An 11-year-old Owatonna Boy made an incredible hockey shot worth $50,000 - but there's a catch that could cost him that big check.

When Nate Smith stepped on the ice to attempt a nearly impossible shot, his goal was to "At least hit the board," as he said.  It was part of a raffle at half-time Thursday night, a ticket was drawn for a chance to score a goal through a hole barely larger than a puck.  That shot was from 89 feet.

Nate said, "It's like one in a million chance."

Cale Politoski described Nate's shot this way: "The puck fluttered and me and the linesman are like, there is no way this is going in. It was going straight down the net and the linesman said, this has a chance, and it went straight in."

Nate said, "I was like, shocked!" His dad, Pat Smith said, "It was unbelievable!"

Nate said, "The crowd was going nuts and they were all going crazy. When I came to sit back down everybody was crowding me and giving me high fives."

But unfortunately for Nate, that isn't the whole story. The name on the ticket drawn was actually Nick Smith, Nate's twin brother.

Nick says, "But I was outside so Nathan took the shot." And no one suspected a thing, because Nate and Nick are identical twins.

Pat Smith says, "We kind of went a long with it that it was Nick, then the next day I called back and said it was really Nate who made the shot." Now the prize money's fate is with the insurance carrier on the $50,000 shot.

Organizer of the game Vance Vinar Jr. "It's not necessarily not going to go through but they will investigate and then get back to us and let us know what happens."

Pat says, "We felt honesty was the best policy and we wanted to set good example for our kids."

Vinar says, "I hope they get it because the kid made the shot, but I see the loophole for the insurance company, so who knows." Either way, the Smiths say they will always have the memory of that amazing shot. 
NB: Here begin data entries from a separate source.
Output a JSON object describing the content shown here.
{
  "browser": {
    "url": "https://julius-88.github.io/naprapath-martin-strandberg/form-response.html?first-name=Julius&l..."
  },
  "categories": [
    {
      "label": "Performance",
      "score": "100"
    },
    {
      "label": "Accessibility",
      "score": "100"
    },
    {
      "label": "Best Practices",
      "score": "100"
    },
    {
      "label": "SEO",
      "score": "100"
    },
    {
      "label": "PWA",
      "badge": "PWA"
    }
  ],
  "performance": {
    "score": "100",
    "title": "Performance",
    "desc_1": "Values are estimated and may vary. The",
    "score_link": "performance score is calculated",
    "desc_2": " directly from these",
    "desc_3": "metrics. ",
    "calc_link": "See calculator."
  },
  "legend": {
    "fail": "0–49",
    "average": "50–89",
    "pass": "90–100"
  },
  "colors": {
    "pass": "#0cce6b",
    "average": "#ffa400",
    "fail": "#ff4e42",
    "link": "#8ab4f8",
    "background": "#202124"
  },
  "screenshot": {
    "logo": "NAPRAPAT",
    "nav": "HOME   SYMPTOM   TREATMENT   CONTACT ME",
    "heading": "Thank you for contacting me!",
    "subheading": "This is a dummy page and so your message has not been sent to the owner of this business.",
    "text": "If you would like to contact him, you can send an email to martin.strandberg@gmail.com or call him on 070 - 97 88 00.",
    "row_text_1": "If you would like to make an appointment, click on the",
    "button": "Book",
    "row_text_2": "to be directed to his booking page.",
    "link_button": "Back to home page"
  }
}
If the Smiths do get the $50,000 check, they plan to donate some to their school, the hockey association and put the rest away for college.